**EXERCISE:**
Retrieve every line of the data holding the word "this".

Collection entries
Start of Block

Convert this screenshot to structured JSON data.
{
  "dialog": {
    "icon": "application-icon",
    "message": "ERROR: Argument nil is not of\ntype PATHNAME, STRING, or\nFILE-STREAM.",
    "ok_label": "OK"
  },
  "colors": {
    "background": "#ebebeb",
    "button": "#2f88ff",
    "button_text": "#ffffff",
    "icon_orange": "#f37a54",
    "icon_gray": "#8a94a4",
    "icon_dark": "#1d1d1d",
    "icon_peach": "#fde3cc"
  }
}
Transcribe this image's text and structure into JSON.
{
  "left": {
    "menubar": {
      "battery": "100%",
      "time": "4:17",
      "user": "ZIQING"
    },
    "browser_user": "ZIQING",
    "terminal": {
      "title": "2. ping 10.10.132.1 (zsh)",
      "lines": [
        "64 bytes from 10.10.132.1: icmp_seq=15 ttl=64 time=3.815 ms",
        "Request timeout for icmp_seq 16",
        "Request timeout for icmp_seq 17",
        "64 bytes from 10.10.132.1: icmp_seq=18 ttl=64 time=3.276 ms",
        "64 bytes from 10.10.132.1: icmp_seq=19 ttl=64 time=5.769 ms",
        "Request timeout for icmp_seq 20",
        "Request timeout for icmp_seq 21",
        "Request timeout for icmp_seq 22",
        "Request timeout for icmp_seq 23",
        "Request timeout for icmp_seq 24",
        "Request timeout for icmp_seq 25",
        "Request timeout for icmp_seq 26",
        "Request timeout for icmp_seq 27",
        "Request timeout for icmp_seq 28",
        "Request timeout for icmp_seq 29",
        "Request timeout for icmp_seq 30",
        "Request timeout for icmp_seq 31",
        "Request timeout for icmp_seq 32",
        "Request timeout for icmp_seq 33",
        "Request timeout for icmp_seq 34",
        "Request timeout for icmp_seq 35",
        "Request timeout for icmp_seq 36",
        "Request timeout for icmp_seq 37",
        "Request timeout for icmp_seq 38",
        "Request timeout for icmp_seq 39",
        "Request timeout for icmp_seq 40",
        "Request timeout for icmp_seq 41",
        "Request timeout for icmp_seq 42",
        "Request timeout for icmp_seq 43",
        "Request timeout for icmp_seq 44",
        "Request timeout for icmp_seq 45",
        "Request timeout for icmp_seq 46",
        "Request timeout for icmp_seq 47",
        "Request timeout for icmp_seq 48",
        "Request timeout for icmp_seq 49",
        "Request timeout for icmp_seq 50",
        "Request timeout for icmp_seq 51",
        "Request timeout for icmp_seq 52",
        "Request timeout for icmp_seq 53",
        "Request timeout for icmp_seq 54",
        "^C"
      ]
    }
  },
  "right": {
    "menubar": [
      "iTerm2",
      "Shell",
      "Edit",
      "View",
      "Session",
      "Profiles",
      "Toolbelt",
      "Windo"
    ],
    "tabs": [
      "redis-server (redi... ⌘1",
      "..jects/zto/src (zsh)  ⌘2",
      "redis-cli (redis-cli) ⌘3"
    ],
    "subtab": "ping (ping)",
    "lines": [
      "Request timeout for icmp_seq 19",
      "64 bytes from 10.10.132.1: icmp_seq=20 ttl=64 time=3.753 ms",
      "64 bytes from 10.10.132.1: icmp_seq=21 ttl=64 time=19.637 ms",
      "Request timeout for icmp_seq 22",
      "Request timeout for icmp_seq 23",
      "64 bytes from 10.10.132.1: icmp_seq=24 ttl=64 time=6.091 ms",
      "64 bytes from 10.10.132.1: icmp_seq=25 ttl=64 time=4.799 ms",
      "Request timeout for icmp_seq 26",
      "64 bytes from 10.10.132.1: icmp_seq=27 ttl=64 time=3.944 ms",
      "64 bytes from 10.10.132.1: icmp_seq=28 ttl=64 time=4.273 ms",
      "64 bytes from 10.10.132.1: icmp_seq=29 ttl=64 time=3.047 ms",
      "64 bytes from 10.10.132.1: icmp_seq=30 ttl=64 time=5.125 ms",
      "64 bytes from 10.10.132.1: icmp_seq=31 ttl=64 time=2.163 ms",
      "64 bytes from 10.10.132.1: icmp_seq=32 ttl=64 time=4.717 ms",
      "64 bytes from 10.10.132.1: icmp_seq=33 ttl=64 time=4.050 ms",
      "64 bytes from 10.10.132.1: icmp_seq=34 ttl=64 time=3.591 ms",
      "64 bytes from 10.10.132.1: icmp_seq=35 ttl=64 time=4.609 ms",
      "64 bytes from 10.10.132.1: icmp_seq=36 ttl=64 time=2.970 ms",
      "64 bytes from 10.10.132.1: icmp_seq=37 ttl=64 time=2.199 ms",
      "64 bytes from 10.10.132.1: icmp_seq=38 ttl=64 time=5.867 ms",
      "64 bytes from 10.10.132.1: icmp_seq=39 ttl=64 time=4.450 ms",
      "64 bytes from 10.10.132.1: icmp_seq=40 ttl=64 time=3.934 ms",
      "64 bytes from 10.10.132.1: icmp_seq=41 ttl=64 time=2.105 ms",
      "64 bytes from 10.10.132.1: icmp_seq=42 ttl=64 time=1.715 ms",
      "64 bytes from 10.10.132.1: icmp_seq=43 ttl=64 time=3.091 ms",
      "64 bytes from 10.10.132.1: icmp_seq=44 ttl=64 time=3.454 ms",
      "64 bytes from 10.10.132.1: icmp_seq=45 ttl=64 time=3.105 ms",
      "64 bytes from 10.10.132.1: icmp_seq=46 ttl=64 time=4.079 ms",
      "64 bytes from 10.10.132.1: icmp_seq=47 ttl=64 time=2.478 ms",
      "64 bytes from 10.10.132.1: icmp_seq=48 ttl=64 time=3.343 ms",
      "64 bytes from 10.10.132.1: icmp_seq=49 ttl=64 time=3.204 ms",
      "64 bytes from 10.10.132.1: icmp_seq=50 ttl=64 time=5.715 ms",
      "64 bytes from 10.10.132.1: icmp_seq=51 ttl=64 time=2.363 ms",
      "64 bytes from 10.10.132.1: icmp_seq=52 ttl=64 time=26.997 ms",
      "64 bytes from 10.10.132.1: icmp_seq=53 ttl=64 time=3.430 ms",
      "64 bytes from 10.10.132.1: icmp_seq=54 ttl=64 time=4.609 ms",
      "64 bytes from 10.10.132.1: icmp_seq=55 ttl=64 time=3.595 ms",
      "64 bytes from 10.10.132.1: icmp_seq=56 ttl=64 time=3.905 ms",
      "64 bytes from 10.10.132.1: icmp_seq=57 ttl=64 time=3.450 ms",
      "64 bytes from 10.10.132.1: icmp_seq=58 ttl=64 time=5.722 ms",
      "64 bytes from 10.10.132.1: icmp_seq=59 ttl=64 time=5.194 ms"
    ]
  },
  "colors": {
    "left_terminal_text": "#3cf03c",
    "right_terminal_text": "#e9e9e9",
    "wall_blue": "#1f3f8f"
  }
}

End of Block

**RESPONSE BELOW:**
Convert this screenshot to structured JSON data.
Transcribe this image's text and structure into JSON.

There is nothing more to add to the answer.